-- WHAT YOU HAVE TO DO --
Beneath this task are records; count how many lines include the string "title" and answer with that number alone.

-- TASK DATA --

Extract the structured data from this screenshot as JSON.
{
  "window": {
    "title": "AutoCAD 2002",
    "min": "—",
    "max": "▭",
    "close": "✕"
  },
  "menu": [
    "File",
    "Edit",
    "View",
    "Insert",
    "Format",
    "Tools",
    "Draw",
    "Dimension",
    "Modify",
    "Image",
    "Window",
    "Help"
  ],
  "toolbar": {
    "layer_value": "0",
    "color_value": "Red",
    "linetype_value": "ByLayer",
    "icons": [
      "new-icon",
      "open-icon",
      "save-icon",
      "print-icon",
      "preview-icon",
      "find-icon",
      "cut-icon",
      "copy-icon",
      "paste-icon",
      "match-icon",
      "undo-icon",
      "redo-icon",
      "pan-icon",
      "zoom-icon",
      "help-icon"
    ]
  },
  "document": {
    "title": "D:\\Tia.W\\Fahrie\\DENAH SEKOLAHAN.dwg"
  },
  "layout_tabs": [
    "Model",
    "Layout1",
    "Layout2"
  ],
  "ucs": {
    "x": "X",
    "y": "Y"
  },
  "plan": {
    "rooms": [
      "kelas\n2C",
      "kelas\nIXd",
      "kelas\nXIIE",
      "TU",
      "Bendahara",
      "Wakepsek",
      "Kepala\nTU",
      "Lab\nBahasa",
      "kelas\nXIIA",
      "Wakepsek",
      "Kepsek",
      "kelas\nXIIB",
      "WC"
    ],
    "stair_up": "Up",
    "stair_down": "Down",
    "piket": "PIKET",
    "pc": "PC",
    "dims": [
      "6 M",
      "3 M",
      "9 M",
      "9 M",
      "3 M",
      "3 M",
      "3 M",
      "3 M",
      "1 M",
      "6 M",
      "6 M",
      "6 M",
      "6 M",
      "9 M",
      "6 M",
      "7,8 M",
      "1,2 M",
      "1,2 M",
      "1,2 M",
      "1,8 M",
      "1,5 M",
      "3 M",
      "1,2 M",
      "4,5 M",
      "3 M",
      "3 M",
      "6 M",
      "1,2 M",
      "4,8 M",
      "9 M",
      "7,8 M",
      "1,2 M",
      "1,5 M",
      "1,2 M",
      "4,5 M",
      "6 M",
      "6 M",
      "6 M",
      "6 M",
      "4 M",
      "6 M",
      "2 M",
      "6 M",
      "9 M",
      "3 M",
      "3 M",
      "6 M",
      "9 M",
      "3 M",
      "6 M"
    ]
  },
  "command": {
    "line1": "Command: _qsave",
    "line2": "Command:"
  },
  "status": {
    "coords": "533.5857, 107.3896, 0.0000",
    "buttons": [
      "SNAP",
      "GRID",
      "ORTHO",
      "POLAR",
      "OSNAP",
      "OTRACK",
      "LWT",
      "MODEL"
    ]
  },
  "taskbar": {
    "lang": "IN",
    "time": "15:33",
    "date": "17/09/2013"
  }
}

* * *

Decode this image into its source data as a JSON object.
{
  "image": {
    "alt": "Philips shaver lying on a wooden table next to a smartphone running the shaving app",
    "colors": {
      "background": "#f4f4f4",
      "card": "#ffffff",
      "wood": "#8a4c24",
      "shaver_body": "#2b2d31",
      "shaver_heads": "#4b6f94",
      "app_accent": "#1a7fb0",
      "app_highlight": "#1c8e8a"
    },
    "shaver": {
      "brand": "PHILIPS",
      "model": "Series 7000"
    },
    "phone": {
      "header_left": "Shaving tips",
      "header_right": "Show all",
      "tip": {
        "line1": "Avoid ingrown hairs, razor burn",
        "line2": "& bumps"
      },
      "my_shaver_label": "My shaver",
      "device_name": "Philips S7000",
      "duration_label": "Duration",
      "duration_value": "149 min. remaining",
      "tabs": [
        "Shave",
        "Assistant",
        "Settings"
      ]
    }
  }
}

-- OUTPUT FOR THIS EXERCISE --
2